▶
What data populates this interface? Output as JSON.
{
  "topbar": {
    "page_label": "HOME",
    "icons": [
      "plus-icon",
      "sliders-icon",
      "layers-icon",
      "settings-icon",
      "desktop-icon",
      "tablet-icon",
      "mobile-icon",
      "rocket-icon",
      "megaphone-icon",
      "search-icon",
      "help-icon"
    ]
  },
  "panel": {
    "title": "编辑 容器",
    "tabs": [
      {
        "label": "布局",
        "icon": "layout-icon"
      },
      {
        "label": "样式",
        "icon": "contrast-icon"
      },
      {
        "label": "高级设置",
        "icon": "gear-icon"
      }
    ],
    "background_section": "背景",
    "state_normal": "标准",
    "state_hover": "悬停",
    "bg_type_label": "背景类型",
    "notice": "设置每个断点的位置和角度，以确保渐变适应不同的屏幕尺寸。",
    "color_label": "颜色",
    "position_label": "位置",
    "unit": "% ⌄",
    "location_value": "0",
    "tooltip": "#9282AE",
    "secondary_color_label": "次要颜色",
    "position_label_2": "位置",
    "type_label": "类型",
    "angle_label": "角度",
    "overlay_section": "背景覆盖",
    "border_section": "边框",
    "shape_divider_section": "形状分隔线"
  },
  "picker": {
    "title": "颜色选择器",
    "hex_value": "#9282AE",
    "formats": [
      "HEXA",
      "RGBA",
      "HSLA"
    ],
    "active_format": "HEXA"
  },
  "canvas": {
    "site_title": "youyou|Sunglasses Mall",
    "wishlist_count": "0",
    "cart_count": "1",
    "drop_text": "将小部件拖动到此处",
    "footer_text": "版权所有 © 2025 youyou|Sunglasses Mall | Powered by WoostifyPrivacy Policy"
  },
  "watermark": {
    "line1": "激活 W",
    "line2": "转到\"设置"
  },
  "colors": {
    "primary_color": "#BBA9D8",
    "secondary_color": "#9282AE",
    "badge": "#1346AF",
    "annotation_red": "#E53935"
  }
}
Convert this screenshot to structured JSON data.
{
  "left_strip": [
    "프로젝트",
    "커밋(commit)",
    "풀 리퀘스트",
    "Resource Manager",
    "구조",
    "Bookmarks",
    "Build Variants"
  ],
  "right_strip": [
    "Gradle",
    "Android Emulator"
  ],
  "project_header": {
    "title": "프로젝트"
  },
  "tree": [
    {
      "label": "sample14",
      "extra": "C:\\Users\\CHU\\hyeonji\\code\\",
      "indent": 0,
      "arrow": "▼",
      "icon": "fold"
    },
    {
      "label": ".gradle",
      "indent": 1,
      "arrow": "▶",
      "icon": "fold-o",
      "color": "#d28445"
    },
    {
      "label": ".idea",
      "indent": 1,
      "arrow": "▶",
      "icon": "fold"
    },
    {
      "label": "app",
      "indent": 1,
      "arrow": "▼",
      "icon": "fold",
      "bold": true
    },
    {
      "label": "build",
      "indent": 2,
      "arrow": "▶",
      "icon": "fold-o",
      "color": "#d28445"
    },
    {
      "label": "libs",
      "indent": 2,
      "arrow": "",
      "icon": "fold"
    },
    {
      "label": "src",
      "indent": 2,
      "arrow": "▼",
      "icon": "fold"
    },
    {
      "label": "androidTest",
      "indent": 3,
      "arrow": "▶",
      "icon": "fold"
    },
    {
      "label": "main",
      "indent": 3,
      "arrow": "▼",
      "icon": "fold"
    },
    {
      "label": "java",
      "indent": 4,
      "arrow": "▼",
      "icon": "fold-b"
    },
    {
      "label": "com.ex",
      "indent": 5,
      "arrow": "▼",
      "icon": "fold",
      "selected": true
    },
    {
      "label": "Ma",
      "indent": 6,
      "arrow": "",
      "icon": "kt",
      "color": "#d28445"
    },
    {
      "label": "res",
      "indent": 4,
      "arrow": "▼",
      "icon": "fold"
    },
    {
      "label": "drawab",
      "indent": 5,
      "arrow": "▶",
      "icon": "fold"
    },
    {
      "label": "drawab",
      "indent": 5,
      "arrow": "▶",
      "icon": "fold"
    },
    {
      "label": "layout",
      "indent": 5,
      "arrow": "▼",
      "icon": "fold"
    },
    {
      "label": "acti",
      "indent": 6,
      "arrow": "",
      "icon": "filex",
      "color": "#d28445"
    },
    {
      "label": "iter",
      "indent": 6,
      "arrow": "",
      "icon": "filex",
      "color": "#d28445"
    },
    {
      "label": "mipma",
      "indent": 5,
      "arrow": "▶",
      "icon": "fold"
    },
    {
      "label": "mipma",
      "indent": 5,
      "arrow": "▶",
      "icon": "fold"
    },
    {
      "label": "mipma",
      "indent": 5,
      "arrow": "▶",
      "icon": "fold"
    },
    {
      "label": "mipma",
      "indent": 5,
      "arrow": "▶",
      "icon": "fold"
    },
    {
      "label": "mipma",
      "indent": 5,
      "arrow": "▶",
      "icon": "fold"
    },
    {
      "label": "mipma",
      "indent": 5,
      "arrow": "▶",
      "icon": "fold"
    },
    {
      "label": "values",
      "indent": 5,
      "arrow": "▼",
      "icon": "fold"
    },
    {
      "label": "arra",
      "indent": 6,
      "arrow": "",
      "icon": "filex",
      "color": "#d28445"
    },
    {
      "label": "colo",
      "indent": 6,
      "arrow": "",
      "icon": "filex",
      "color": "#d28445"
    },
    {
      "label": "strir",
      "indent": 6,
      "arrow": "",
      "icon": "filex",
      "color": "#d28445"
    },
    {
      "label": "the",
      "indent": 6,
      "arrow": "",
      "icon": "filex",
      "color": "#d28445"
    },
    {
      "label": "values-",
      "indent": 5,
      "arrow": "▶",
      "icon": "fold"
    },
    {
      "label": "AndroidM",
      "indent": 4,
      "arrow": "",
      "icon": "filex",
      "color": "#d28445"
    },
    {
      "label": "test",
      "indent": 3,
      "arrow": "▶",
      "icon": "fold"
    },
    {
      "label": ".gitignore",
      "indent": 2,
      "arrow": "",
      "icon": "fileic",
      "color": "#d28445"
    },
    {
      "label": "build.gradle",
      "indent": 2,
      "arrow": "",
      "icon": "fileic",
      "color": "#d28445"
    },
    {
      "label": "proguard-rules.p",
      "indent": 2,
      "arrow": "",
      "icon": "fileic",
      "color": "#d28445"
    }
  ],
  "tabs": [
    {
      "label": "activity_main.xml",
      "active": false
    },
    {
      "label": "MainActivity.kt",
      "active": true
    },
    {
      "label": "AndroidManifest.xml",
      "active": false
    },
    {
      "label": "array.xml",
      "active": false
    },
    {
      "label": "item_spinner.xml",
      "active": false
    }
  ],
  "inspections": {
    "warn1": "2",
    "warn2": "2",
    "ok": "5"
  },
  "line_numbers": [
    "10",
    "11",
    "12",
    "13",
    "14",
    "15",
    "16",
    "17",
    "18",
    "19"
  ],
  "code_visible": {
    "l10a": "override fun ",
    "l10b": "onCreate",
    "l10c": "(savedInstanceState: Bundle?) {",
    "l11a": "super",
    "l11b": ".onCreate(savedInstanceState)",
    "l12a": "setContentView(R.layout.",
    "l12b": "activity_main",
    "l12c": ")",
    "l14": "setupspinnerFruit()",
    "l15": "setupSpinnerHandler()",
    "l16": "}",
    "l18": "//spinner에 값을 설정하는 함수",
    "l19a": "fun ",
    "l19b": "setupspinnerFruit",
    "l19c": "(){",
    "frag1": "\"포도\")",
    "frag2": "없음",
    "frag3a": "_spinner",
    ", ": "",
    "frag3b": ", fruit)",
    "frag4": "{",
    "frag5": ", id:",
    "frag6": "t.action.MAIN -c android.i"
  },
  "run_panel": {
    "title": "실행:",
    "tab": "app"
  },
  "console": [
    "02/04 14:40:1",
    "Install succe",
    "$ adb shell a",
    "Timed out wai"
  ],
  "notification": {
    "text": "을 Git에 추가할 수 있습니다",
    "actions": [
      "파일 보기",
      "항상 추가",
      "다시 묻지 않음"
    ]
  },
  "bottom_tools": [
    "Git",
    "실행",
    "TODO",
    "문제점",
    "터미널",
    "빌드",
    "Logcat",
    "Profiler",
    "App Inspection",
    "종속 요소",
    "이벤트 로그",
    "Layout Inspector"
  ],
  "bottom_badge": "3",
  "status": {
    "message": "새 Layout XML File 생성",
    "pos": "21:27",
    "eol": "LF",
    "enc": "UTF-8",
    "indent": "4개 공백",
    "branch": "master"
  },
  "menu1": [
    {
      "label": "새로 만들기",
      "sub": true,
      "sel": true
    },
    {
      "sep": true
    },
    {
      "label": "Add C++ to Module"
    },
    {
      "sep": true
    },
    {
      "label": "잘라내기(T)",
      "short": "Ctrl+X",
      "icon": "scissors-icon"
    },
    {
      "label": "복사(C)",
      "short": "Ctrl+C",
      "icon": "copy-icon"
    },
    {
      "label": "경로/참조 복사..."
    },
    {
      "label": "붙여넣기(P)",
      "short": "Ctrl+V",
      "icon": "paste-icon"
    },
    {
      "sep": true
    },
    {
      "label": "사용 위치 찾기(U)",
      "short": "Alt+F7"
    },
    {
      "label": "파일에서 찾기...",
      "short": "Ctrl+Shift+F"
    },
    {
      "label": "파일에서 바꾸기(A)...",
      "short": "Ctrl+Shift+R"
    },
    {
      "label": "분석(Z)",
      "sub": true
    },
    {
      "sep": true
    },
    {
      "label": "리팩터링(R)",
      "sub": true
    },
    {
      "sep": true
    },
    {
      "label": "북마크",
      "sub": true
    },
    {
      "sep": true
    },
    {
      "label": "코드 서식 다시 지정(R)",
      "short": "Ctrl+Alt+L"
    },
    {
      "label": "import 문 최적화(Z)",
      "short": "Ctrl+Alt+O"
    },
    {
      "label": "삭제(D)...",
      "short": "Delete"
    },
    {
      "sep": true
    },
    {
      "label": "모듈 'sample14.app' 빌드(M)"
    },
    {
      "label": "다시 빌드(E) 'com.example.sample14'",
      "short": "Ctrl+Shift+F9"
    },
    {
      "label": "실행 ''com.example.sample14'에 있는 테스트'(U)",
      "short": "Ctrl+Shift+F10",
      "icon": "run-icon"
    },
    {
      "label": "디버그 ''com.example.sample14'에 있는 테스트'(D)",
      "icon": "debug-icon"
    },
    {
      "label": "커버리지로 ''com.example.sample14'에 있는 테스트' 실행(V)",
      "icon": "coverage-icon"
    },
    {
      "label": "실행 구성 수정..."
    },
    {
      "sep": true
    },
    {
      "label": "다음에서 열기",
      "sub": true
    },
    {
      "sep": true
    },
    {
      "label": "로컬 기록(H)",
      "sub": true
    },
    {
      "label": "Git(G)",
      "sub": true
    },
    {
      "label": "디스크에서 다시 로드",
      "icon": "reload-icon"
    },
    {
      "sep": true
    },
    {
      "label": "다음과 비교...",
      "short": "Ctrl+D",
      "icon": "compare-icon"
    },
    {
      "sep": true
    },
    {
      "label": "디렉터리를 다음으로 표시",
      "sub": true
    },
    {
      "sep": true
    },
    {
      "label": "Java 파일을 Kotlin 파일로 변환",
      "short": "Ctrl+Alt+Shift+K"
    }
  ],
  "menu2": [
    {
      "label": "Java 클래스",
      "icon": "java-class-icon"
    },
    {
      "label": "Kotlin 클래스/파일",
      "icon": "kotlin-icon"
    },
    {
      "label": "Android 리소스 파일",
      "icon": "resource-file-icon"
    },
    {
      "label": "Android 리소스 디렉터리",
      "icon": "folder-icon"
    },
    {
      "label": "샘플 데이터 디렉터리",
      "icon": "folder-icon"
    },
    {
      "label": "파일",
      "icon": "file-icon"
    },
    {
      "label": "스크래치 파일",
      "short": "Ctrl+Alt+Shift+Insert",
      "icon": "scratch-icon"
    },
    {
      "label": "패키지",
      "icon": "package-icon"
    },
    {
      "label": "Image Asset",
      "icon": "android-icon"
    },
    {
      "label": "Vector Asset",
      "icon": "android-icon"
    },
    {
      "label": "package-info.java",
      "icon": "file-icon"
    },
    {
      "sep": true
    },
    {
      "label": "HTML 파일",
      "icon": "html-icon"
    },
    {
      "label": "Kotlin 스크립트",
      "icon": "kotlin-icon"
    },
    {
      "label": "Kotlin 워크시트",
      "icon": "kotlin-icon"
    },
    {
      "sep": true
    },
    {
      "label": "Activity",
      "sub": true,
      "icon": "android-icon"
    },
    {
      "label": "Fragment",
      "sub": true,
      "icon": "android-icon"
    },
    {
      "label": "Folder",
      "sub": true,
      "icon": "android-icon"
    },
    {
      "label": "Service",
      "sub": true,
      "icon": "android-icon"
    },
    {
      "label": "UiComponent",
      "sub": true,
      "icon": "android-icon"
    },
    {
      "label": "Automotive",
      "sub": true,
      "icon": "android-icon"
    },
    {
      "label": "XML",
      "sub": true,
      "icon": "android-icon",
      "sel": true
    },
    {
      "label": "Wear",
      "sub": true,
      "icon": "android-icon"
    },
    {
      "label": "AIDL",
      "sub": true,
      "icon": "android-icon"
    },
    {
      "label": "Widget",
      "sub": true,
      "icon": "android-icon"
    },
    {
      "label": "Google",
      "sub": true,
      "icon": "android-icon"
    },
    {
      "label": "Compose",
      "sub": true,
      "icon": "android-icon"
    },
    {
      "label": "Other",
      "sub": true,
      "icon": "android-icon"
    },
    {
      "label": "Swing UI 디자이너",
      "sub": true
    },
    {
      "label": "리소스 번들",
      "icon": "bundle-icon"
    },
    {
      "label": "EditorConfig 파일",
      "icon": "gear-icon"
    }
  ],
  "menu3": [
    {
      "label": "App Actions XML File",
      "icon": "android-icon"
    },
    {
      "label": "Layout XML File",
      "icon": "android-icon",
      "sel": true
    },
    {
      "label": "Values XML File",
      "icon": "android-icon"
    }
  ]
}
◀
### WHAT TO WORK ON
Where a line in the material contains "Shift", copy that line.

### OUTPUT
      "short": "Ctrl+Shift+F"
      "short": "Ctrl+Shift+R"
      "short": "Ctrl+Shift+F9"
      "short": "Ctrl+Shift+F10",
      "short": "Ctrl+Alt+Shift+K"
      "short": "Ctrl+Alt+Shift+Insert",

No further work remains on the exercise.